**What you are asked to do:**
For the data below, the lines that hold "Unit" should be counted; only the resulting number is expected.

::::::::

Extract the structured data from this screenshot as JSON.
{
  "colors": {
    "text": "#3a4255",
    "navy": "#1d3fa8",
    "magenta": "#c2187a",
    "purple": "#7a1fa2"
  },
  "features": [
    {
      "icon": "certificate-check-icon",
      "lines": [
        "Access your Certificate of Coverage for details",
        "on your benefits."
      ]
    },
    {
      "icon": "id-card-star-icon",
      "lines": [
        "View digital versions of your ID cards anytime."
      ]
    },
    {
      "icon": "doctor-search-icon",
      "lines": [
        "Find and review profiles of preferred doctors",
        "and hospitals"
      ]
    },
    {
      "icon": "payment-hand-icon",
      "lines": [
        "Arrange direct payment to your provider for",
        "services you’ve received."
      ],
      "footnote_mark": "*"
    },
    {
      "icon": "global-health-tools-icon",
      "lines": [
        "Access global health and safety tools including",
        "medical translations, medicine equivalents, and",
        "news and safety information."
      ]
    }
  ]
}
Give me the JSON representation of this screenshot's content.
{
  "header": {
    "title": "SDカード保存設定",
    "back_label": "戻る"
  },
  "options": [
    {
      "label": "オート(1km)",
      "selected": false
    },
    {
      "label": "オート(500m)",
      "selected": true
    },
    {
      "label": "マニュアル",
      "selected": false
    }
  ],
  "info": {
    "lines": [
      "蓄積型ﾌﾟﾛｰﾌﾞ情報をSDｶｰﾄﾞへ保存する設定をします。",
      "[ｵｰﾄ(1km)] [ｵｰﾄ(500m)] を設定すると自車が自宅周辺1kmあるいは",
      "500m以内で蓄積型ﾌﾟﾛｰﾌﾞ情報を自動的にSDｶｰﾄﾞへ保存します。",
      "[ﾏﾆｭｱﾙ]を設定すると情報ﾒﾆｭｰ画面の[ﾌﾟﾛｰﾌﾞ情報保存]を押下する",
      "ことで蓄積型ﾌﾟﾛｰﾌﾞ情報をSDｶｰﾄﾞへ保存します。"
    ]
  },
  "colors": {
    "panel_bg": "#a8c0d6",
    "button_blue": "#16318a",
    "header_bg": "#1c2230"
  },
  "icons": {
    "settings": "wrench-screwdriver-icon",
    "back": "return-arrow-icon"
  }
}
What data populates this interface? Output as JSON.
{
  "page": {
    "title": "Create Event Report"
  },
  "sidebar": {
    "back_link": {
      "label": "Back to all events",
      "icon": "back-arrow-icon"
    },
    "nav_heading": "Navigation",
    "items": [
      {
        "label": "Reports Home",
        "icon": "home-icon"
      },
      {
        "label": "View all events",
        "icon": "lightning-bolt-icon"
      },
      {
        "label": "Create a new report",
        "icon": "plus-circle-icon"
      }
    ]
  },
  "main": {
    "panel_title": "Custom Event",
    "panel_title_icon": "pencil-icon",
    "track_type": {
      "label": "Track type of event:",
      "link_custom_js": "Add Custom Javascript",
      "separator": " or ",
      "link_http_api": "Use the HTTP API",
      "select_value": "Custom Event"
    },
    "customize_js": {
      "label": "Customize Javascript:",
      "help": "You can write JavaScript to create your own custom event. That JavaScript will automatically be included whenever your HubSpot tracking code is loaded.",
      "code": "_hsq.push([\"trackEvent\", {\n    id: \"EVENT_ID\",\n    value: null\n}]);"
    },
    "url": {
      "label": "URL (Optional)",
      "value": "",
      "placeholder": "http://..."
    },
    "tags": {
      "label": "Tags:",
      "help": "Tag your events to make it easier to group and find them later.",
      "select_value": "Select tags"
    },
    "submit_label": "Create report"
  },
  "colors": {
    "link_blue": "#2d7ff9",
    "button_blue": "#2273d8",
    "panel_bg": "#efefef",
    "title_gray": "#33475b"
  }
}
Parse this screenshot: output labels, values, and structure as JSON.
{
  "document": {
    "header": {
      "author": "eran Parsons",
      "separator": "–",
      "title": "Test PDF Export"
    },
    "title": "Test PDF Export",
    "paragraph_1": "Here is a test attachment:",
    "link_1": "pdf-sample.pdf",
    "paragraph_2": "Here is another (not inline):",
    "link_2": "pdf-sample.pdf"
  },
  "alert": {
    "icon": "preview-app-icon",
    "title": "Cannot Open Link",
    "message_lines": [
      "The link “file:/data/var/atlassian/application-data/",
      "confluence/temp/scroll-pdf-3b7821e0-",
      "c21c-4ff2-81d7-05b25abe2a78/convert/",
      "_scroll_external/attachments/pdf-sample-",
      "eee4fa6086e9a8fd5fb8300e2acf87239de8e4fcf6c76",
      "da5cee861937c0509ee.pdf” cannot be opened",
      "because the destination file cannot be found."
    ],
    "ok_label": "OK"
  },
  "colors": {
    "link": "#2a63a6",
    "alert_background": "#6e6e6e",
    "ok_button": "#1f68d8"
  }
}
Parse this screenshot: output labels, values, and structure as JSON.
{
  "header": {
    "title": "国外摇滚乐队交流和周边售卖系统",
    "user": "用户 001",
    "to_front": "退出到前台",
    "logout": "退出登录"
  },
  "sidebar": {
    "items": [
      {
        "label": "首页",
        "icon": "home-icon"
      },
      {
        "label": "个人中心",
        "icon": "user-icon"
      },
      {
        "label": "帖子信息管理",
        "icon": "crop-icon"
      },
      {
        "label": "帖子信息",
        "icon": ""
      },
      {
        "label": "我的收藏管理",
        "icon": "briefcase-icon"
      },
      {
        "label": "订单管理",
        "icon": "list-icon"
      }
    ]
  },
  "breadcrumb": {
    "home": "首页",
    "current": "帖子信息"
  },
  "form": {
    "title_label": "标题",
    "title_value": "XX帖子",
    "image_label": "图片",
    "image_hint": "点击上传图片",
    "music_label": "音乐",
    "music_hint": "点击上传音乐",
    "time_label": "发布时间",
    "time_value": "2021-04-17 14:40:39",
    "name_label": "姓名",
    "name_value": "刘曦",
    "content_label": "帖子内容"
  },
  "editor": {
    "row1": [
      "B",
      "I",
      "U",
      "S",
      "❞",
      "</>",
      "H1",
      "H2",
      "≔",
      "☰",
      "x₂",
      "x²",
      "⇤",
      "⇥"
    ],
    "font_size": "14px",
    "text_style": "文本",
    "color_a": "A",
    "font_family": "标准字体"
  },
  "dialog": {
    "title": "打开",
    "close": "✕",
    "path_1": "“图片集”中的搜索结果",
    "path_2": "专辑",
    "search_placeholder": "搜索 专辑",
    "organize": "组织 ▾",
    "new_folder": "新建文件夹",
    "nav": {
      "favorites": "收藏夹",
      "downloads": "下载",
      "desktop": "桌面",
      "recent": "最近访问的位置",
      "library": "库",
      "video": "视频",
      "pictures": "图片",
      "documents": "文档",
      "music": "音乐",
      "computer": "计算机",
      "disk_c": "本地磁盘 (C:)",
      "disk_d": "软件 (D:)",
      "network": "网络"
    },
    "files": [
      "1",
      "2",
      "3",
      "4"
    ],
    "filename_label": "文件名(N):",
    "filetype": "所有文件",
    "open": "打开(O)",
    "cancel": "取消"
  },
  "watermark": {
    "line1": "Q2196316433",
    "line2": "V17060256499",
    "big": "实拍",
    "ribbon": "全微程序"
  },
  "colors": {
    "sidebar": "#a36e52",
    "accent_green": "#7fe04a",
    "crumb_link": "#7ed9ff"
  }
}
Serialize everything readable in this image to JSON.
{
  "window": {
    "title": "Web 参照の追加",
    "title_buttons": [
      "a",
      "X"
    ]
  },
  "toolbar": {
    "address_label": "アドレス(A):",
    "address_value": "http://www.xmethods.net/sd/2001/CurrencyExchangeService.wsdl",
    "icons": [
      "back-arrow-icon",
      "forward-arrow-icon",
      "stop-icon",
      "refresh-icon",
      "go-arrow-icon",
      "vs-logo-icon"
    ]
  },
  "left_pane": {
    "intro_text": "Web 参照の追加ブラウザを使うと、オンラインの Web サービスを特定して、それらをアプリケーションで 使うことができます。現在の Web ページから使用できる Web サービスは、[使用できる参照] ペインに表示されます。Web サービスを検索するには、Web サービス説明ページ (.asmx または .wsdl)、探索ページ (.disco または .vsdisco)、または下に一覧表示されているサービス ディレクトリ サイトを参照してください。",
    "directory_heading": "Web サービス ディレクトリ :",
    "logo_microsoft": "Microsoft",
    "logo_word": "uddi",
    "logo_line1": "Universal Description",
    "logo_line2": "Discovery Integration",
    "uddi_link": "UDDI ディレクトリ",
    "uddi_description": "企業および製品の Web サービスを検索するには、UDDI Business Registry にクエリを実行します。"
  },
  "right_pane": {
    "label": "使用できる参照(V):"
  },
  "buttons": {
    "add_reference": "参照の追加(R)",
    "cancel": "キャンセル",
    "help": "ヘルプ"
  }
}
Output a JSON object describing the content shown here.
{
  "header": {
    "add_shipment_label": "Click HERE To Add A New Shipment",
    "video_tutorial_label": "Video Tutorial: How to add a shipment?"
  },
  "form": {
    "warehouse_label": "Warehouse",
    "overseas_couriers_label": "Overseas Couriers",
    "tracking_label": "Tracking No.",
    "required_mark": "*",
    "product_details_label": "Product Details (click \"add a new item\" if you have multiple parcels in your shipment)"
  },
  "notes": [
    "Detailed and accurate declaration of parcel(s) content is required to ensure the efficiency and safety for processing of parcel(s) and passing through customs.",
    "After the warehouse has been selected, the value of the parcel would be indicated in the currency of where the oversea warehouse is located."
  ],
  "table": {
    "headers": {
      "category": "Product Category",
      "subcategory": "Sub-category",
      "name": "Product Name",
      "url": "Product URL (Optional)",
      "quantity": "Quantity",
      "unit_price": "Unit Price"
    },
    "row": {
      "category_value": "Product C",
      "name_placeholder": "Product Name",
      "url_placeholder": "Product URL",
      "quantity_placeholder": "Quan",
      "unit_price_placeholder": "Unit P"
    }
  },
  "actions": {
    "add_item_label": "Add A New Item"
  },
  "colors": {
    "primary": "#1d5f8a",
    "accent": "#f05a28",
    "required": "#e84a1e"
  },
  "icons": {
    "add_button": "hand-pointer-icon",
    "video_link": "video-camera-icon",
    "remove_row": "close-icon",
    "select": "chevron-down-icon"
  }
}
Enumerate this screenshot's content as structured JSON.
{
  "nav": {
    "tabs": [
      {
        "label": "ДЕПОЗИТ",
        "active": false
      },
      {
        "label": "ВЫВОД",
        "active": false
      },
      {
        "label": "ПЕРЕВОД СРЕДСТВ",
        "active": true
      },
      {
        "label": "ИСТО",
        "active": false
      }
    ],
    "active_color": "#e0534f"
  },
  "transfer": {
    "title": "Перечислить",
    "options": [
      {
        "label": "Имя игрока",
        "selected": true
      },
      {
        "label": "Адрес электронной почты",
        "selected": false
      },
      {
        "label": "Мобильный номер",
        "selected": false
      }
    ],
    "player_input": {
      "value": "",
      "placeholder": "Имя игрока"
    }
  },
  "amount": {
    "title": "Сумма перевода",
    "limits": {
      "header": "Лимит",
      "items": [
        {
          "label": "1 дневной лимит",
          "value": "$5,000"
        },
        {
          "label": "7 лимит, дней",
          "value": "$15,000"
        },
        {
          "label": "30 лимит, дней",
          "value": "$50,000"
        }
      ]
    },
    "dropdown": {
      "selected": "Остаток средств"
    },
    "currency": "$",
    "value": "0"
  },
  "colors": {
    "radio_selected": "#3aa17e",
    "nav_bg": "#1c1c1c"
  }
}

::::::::

**Answer for this exercise:**
2